Keywords:Icy Moon, Aerogel, Life detection, Peptide
One of the main goals for Astrobiology is to understand the limits and distribution of life in the universe. In situ detection of organic molecules in the extraterrestrial environment thus provides an important step towards better understanding of the variety, distribution and chemical evolution of the organic building blocks of life that could ultimately lead to the detection of extraterrestrial life within our Solar System. Here we performed a concept study for the Enceladus fly-through plume sampling and extraction using eight different short peptides as a candidate biomolecules. Hypervelocity impact experiment was carried out at JAXA/ISAS with peptide-bearing micro-silica particles accelerated to a speed of 2-6 km/sec and captured by ultra-low density (0.01 g/cm3) hydrophobic and hydrophilic aerogels respectively. Each of the eight peptides possesses unique hydrophobicity/hydrophilicity properties with a C-terminal tyrosine residue for UV detection. We are currently testing different extraction procedures and analyses to understand whether difference in the chemical properties of aerogels and peptides affect the overall extraction efficiency.
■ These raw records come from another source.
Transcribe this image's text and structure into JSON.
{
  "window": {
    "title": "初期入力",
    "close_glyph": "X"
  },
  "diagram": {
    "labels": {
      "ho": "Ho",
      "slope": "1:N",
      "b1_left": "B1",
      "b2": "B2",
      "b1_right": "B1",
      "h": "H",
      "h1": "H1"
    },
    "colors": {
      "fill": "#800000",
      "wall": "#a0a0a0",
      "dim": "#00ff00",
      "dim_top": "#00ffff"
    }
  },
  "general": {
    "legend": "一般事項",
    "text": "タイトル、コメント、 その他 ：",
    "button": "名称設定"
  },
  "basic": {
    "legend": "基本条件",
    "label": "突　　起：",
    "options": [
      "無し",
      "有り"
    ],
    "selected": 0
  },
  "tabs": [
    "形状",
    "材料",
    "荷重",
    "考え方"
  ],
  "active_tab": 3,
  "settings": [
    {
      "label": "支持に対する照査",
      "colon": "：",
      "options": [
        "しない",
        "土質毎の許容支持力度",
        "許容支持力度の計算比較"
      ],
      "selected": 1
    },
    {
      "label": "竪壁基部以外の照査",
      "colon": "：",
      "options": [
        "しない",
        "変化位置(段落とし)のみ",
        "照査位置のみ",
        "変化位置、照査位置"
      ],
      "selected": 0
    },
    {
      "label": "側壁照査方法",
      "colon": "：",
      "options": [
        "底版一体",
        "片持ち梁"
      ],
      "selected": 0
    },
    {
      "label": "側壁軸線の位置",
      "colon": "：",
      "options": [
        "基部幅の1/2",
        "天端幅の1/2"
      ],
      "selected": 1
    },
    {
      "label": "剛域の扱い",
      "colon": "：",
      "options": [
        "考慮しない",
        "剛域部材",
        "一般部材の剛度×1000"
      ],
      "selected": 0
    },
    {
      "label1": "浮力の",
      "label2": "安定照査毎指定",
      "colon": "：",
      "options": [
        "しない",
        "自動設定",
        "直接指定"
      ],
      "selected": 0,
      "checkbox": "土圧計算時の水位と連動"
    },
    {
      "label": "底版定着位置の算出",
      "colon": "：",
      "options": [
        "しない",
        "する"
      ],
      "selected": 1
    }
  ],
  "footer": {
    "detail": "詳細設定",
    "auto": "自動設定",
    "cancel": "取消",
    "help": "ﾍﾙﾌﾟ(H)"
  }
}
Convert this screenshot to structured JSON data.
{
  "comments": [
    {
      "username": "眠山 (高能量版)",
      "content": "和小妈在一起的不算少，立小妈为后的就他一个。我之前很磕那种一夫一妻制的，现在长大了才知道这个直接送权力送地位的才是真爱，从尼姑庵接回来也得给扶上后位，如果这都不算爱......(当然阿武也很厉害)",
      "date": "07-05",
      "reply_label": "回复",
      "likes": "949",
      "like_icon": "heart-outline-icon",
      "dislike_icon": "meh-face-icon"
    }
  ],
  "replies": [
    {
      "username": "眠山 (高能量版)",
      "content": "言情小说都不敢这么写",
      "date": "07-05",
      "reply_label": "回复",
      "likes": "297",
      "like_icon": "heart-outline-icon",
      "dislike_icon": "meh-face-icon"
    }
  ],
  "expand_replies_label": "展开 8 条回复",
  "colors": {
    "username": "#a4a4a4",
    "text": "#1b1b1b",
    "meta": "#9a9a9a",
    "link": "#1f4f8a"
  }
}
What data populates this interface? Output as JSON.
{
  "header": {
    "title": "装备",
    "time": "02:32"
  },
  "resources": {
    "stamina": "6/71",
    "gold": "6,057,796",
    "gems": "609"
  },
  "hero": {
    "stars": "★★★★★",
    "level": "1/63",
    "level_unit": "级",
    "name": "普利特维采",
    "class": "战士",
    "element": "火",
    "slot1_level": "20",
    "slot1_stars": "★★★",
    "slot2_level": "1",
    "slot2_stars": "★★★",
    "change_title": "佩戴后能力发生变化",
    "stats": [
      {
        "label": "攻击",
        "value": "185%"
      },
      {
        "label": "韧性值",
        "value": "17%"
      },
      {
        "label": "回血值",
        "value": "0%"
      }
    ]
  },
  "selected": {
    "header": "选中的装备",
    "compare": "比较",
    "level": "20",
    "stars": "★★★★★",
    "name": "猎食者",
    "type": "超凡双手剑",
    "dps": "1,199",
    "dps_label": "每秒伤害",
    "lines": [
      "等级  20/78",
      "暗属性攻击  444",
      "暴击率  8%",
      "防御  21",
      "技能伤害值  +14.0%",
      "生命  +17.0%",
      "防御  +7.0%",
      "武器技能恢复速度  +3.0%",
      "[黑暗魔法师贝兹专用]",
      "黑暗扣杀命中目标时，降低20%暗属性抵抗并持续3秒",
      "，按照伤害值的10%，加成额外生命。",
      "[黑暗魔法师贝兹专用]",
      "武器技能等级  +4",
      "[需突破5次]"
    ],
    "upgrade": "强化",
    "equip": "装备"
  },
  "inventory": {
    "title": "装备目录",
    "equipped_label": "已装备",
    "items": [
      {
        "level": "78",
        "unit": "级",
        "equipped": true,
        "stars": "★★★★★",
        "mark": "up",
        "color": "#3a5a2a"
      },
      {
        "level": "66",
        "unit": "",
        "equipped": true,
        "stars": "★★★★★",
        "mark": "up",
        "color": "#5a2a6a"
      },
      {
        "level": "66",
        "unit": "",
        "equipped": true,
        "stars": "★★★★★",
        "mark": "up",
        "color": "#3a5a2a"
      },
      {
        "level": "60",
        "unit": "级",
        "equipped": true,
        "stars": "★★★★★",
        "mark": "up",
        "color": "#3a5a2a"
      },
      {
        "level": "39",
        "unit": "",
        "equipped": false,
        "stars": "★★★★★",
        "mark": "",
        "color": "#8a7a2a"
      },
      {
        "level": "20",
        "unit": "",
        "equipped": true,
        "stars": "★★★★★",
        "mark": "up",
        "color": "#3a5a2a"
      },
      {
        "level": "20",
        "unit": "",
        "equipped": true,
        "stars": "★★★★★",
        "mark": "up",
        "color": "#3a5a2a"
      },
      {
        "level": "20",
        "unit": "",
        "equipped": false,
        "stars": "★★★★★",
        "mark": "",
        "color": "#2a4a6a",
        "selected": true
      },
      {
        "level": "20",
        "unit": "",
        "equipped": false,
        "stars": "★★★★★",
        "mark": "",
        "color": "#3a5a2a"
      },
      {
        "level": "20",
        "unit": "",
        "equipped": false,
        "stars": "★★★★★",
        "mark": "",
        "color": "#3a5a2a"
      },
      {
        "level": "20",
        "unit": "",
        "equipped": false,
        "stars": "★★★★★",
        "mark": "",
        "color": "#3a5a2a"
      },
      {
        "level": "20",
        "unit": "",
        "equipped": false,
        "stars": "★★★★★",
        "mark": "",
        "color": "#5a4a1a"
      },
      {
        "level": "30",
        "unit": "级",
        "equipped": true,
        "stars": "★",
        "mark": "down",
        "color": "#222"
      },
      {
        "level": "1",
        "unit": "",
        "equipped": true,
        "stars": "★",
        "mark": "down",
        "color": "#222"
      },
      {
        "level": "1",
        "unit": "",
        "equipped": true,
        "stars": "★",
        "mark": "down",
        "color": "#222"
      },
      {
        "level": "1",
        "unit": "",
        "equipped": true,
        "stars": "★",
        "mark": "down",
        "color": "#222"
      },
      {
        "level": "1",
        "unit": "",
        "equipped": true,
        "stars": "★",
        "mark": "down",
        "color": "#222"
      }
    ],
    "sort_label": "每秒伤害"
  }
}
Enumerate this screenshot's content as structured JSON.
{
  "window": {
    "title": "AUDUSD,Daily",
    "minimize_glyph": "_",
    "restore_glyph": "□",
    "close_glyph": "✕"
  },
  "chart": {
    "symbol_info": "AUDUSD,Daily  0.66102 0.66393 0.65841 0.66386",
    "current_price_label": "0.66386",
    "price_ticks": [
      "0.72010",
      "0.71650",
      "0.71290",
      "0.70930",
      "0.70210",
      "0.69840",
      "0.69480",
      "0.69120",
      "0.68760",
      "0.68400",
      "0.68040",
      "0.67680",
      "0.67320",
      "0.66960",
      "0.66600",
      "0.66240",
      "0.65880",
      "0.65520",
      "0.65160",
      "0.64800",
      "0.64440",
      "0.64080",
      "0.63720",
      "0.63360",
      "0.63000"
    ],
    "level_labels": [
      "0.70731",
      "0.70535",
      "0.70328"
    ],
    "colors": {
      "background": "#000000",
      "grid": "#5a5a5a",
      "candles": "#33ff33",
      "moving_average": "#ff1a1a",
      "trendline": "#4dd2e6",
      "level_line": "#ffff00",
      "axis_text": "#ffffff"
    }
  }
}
Furthermore, we will evaluate the impact-driven degradation and alteration of peptides to discuss the likelihood of aerogel application for future in situ life detection mission on icy moons.